◆ **REQUIRED ACTION**:
Return all lines from the entries below in which the word "title" is present.

[Opening PROVIDED RECORDS section]

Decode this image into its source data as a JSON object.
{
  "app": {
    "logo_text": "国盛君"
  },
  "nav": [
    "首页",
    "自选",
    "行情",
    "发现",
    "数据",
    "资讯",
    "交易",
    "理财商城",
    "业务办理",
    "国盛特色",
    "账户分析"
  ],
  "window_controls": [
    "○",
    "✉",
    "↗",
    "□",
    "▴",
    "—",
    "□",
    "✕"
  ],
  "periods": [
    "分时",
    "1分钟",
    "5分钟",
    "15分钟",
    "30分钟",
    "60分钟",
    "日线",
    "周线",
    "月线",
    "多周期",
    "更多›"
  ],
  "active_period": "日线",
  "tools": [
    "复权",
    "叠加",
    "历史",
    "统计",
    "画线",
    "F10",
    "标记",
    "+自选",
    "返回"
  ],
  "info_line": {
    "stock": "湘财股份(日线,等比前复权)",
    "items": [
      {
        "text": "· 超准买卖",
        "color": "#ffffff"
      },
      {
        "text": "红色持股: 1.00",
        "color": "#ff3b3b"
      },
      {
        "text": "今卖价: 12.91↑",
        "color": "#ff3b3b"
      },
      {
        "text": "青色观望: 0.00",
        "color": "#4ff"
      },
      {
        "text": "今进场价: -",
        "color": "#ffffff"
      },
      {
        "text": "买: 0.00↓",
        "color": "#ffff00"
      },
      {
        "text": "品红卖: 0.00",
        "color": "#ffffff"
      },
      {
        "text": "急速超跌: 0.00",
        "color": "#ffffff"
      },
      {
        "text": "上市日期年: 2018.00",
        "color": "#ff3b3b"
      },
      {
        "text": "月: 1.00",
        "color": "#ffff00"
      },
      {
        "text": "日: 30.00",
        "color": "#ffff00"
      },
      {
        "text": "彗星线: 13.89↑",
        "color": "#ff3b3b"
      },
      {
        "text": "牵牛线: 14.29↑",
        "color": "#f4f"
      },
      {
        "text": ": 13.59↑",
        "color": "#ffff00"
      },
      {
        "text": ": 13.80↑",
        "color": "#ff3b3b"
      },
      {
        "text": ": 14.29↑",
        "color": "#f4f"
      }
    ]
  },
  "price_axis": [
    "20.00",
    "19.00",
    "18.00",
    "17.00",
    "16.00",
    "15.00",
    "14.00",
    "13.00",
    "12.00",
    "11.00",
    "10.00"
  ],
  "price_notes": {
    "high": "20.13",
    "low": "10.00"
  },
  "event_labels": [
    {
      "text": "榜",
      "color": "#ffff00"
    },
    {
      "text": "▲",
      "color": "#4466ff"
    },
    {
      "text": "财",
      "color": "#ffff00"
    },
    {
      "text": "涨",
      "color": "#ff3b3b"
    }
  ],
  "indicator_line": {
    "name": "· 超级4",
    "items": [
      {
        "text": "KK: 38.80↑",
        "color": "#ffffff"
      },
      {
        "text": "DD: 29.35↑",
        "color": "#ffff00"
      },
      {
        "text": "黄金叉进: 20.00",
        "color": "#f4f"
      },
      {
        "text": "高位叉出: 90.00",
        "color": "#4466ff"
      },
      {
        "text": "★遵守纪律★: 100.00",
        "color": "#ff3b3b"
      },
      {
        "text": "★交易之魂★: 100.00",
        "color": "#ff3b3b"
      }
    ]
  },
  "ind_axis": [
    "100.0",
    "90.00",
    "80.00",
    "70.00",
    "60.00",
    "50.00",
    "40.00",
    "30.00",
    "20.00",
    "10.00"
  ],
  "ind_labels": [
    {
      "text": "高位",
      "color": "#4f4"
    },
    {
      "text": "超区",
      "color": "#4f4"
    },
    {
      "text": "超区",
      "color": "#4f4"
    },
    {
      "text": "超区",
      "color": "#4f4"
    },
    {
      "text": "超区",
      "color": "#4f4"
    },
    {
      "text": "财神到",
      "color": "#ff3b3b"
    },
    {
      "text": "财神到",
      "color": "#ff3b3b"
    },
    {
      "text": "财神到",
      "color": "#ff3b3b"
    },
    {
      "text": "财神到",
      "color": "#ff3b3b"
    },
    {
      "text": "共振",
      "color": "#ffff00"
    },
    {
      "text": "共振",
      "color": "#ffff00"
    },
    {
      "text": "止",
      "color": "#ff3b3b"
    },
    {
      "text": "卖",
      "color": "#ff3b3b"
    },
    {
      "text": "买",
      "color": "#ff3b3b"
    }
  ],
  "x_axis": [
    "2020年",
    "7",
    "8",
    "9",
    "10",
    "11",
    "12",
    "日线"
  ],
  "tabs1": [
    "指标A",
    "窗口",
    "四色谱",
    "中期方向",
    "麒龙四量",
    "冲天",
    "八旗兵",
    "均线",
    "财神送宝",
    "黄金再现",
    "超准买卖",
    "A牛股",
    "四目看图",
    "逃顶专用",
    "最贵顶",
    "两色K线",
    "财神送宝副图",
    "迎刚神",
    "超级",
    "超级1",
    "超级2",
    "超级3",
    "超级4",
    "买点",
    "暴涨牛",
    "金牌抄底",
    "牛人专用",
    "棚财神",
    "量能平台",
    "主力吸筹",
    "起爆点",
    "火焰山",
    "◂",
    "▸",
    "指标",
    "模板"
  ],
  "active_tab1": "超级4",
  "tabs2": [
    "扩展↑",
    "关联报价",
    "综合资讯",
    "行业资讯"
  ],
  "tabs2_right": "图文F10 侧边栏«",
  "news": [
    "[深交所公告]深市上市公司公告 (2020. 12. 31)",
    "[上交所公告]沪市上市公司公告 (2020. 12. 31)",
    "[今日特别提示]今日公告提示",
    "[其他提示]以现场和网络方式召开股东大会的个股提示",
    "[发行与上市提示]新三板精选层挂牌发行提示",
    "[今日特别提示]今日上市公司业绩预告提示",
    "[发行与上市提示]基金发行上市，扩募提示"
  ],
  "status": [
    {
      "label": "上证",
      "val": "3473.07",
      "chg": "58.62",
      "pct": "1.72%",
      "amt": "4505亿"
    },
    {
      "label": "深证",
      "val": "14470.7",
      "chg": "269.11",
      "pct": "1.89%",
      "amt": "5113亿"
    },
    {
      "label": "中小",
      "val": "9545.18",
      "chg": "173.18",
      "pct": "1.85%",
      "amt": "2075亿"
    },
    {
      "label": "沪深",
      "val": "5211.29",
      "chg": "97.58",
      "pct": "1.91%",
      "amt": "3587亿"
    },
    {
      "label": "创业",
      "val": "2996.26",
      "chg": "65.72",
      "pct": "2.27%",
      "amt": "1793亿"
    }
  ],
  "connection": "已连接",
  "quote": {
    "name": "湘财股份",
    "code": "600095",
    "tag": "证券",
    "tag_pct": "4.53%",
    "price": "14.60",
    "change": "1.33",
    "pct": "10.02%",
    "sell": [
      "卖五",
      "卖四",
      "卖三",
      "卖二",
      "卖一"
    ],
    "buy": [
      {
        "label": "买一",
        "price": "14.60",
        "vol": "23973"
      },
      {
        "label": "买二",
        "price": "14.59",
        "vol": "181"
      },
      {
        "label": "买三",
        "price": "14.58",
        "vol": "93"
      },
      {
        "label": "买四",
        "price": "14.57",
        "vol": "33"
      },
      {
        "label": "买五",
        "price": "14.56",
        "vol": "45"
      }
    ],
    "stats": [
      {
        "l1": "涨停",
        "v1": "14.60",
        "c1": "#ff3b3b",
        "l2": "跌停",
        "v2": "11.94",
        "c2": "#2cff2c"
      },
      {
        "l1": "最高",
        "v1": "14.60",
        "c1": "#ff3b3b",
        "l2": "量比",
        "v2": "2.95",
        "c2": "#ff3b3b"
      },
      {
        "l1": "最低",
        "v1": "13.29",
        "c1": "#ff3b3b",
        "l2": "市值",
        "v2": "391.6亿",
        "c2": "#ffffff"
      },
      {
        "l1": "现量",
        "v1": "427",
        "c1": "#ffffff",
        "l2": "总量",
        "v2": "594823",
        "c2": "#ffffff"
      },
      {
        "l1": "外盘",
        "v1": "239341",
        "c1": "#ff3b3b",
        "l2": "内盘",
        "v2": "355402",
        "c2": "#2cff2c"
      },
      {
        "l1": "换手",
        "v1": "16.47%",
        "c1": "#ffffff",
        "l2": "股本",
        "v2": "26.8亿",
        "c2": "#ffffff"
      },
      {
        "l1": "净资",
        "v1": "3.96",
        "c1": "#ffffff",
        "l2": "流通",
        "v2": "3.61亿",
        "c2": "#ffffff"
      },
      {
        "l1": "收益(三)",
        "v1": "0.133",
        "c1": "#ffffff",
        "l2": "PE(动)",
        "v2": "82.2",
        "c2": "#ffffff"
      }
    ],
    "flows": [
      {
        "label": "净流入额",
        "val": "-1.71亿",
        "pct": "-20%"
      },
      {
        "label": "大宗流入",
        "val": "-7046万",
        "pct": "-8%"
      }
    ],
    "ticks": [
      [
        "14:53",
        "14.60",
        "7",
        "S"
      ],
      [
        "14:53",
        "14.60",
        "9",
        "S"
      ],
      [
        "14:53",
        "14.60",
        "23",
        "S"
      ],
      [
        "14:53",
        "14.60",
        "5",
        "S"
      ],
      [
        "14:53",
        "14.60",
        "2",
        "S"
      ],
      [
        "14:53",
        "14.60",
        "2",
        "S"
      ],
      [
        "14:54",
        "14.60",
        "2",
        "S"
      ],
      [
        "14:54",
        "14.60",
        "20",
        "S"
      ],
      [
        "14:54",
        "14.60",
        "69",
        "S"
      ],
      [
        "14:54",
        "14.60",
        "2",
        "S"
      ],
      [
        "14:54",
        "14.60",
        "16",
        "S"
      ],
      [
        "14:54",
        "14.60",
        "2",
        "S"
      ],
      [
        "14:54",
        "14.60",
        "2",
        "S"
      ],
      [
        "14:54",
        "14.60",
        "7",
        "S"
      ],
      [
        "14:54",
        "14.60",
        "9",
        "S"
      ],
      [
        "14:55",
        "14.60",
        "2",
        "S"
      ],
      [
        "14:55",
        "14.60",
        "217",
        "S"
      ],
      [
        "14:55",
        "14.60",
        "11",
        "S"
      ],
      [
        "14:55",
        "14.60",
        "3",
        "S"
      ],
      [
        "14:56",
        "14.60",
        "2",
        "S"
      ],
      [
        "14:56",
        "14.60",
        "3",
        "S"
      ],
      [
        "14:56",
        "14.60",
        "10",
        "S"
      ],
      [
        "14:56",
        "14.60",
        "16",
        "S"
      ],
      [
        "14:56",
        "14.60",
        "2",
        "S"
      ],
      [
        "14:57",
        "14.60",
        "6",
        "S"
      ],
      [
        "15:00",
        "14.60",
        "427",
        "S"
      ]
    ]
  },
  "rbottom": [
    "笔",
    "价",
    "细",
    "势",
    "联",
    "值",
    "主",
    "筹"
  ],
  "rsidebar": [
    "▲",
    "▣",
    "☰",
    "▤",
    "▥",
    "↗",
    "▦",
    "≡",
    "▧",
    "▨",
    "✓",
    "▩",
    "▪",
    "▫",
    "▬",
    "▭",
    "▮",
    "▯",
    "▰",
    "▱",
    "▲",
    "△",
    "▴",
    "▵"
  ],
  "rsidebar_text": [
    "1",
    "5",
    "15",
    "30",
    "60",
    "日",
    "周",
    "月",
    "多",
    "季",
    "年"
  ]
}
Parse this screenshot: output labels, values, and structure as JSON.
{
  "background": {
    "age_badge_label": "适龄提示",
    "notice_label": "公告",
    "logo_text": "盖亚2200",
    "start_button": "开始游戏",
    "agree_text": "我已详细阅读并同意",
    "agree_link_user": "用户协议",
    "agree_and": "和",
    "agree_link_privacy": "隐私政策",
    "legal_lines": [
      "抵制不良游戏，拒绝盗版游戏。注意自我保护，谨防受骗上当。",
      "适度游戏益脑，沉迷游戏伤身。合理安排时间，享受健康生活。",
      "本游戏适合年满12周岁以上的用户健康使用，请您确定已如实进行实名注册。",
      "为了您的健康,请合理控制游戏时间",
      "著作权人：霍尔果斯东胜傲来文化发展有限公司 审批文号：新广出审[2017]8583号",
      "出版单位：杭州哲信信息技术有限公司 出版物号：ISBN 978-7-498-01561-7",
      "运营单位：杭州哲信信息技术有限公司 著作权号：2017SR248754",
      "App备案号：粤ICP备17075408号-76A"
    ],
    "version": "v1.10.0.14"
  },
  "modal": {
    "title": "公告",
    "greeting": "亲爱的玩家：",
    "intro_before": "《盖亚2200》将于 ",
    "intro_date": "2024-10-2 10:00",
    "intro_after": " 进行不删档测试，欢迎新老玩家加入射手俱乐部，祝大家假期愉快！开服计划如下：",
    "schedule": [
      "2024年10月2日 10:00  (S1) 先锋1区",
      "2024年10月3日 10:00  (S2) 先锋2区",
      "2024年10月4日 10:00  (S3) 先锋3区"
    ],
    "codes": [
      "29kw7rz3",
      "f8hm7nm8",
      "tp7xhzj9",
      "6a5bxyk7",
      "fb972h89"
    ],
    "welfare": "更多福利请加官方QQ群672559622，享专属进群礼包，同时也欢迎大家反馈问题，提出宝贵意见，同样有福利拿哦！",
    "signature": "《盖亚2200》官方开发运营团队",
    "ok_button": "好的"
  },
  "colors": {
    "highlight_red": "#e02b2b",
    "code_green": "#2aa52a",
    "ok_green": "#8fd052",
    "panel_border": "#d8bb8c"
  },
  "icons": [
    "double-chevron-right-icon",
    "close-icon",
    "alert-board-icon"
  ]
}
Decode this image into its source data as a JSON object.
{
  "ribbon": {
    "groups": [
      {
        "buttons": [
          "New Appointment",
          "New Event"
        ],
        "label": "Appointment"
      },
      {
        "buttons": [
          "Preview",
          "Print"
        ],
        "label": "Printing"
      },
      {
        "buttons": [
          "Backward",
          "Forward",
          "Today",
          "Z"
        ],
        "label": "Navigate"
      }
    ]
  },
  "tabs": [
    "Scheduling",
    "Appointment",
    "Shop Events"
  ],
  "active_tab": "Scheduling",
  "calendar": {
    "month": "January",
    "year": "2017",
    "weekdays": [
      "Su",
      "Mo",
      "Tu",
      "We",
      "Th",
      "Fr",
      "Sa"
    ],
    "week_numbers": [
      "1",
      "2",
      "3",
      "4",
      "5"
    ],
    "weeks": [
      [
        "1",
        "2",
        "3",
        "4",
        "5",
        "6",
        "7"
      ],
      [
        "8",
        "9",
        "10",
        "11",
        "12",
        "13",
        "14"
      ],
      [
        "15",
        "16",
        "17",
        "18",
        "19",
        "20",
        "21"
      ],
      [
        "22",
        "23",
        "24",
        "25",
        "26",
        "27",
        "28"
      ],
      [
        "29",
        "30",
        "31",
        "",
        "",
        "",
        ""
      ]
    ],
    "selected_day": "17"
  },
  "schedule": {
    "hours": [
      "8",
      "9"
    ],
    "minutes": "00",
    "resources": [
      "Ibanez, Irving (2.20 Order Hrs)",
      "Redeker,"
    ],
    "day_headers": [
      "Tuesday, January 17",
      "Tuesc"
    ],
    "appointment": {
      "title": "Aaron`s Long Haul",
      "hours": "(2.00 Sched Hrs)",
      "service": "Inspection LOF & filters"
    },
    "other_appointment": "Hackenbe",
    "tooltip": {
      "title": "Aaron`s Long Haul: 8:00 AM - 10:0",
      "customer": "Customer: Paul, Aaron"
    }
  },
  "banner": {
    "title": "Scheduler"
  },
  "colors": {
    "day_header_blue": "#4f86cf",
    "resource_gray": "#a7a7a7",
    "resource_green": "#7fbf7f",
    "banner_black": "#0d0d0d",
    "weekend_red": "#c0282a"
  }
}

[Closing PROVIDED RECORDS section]

◆ **SOLUTION TO THIS EXERCISE**:
    "title": "公告",
      "title": "Aaron`s Long Haul",
      "title": "Aaron`s Long Haul: 8:00 AM - 10:0",
    "title": "Scheduler"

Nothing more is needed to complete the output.